I have a disorganized mind. I feel like I’m always tired. I’m not sure why. At work, my coworkers and my manager are constantly correcting me on stuff. Thing is, I usually figure out my mistake…one second after I make it. So I don’t really need what I just did wrong explained to me. But I feel awkward saying that. So I stand there and nod. I still am not on bar, which is a bit of a problem for a guy who’s been working at a coffee shop for almost two months. Every day, I show up and do whatever they tell me to. So I guess the fact that they haven’t gotten around to training me on that stuff is more a function of my getting stuck at the cash register all the time than anything else. I just feel awkward all the time.
Someone is bound to ask me what I thought of “The Day of the Doctor”, so I’ll just say this: It sucked. The Tom Baker cameo was inspired and God knows Steven Moffat has a gift for writing snappy one-liners, but the plot was basically a feature-length retcon. Defenders will argue that since the 10th Doctor and the War Doctor go back to their own lives unable to remember that they actually did manage to avoid wiping out their own race, stuff really has changed, but that just seems like a way to have your cake and eat it, too. The message of the 50th Anniversary Special, as far as I can tell, is that no matter how big your mistake was, you can always go back in time and fix it. That is a deeply cynical message–dangerous, even. So if you think I’m just some grouch who hates anything even remotely optimistic, ask yourself why I’m such a bad guy for asking people to face the fact that sometimes, life just sucks. Moffat’s storylines tend to be well-constructed, but leave me disengaged. This one was no different.
And one more thing: How exactly does wiping the memories of both the humans and the Zygons help them negotiate a peace treaty? That only works if both sides are a little bit right and a little bit wrong. But they weren’t: The Zygons invaded unprovoked. That means they need to get the fuck off planet Earth and never come back. I suppose you could argue that whatshername was wrong to threaten to blow up London, too, but that’s just false equivalency bullshit. As always, Moffat’s solution to the conflict is, essentially, to avoid it. Forgive me if I find that unconvincing.
I’m searching for words to explain why I still butt heads with other nerds over shit like this, and I think the answer is this: prejudice. I know I’m not the only one who felt this way about “The Day of the Doctor”, but voice that opinion on some of the message boards out there and you will be laughed out of the room. Is it so hard for the fans of the current series to admit that maybe there are contrary opinions out there? No, because if you disagree, you’re the bad guy. At a certain point, it’s useless to argue with people, because they see whatever they want to see.

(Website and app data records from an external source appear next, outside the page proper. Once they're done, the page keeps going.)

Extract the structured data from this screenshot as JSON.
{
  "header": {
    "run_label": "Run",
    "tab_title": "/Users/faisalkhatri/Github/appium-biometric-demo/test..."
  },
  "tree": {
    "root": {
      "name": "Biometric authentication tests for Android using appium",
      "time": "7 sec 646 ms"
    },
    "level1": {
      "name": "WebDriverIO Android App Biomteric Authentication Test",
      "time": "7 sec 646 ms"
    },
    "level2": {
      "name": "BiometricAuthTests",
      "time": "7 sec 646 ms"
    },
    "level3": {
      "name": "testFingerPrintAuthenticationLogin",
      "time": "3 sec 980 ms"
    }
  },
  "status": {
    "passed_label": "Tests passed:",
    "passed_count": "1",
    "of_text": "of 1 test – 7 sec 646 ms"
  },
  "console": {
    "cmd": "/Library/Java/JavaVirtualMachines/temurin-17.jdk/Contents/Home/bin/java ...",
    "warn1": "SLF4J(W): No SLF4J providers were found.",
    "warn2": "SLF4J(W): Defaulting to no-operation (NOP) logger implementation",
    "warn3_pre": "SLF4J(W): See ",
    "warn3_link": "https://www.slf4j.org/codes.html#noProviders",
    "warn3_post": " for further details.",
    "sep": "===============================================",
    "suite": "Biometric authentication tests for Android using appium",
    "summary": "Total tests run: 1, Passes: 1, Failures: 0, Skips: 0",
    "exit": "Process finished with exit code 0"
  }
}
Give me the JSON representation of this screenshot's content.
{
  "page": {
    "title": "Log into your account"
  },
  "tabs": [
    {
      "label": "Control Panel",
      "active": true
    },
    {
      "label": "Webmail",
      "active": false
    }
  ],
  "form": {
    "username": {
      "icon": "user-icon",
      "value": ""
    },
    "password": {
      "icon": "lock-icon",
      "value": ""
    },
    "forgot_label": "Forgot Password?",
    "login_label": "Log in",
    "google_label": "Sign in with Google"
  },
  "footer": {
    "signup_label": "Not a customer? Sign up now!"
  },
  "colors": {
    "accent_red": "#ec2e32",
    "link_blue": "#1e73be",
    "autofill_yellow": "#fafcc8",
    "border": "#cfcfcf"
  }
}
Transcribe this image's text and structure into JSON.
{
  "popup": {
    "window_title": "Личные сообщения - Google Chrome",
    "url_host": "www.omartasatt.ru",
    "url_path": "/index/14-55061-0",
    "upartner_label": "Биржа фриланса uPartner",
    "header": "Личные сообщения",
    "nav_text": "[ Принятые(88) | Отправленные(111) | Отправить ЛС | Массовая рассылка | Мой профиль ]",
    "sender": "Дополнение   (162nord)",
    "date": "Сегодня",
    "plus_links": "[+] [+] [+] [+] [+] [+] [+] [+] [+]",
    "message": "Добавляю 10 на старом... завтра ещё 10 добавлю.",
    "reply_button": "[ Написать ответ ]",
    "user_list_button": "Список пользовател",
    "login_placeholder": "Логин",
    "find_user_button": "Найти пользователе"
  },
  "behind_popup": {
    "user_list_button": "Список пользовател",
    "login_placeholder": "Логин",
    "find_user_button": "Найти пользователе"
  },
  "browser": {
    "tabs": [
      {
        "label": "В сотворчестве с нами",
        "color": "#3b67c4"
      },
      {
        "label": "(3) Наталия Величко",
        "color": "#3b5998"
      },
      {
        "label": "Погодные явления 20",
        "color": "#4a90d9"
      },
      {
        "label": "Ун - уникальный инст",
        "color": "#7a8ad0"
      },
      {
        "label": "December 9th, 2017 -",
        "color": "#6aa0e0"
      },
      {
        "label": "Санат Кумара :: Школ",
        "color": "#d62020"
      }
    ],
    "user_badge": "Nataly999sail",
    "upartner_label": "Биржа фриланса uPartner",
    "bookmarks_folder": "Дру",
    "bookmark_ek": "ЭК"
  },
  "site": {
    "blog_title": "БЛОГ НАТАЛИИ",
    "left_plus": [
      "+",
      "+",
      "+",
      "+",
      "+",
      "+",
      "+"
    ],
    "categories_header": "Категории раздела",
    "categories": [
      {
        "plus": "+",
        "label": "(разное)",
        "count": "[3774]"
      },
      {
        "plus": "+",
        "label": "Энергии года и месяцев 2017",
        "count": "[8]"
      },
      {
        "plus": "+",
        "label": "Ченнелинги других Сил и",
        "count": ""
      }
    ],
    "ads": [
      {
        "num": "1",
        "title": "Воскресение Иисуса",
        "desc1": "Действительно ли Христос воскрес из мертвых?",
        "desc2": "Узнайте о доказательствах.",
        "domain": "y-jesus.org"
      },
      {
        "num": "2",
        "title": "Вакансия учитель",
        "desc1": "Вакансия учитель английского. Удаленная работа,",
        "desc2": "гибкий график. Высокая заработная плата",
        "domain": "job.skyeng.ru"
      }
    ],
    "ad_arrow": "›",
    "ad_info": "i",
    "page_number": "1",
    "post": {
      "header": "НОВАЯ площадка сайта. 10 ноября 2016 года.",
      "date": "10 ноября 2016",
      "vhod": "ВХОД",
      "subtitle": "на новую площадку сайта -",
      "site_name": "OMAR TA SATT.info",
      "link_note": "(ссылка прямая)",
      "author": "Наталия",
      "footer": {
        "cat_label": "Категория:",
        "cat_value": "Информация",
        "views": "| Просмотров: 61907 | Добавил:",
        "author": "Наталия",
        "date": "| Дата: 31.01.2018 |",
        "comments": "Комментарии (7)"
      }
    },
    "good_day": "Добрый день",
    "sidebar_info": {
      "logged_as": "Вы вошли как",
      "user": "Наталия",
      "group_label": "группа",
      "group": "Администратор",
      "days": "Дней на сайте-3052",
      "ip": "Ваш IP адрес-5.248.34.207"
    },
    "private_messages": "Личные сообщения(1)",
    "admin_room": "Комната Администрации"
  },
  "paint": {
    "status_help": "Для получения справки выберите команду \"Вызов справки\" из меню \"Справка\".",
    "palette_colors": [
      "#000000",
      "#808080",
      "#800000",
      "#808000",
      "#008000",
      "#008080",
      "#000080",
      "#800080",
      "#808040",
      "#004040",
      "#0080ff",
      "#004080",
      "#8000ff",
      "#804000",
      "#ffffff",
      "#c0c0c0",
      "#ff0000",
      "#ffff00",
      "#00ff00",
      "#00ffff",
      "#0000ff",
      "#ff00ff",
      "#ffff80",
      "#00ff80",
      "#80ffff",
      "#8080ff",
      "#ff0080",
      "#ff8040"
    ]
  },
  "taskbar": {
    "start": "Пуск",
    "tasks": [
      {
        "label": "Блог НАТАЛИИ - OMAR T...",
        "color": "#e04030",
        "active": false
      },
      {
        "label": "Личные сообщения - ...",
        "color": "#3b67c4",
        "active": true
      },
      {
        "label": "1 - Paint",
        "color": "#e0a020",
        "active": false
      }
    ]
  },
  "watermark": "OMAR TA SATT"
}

One person mocked me for saying that the Doctor’s actions in the special had no consequence because he’s still bound for Trenzalore, same as he was before. Um…how the fuck is that a consequence? If everything’s exactly the same as it was an hour ago, then nothing has changed. That’s exactly the opposite of a consequence.
A lot of people think they are defending change when they are actually just defending the status quo. There’s one gay couple on YouTube that I tend to follow closely, but have found myself getting bored with as of late. Sure, I would welcome the chance to hang out with them; I just don’t understand why they are so anxious to make themselves an icon of modern gay life. It takes remarkable humility to let the public see the mundane (actually, surprisingly interesting) details of your day-to-day life, but also a hint of self-satisfaction. You might change some folks’ minds, and that’s a good thing, but any progress that you make is dependent on your life and relationship staying healthy. I’ve watched a lot of Will and RJ’s videos, but I still don’t know what they look like when they’re at their worst. That’s a problem, albeit one that it took me a while to tease out.
At a certain point, I don’t see a distinction between rewriting history and rewriting history but making sure nobody knows you rewrote history. The 9th Doctor’s character was defined by the tragedy of seeing his entire race get wiped out in the Time War. If you’re going to have the 11th Doctor go back in time and prevent that from happening, why not have him prevent the assassination of Abraham Lincoln or JFK? Why not just have him prevent every bad thing that has ever happened, ever? If you set up a universe in which anything can be changed at any time, then nothing has any meaning, and the whole thing is pointless. I don’t give a shit that he won’t remember that he rewrote history until he regenerates twice. It’s a copout. Moffat wants to change some things, but have everything else stay the same. It’s too convenient. Life doesn’t work that way. And neither does science fiction.
I guess what’s giving me such a hard time these days is that people want an explanation out of me, and sometimes, I don’t know why I did what I just did. But I’m not going to apologize for it, nor will I apologize for saying that there is something wrong with somebody else’s opinion. You can disagree with me, ignore me, or call me a bigot. But I remain unconvinced.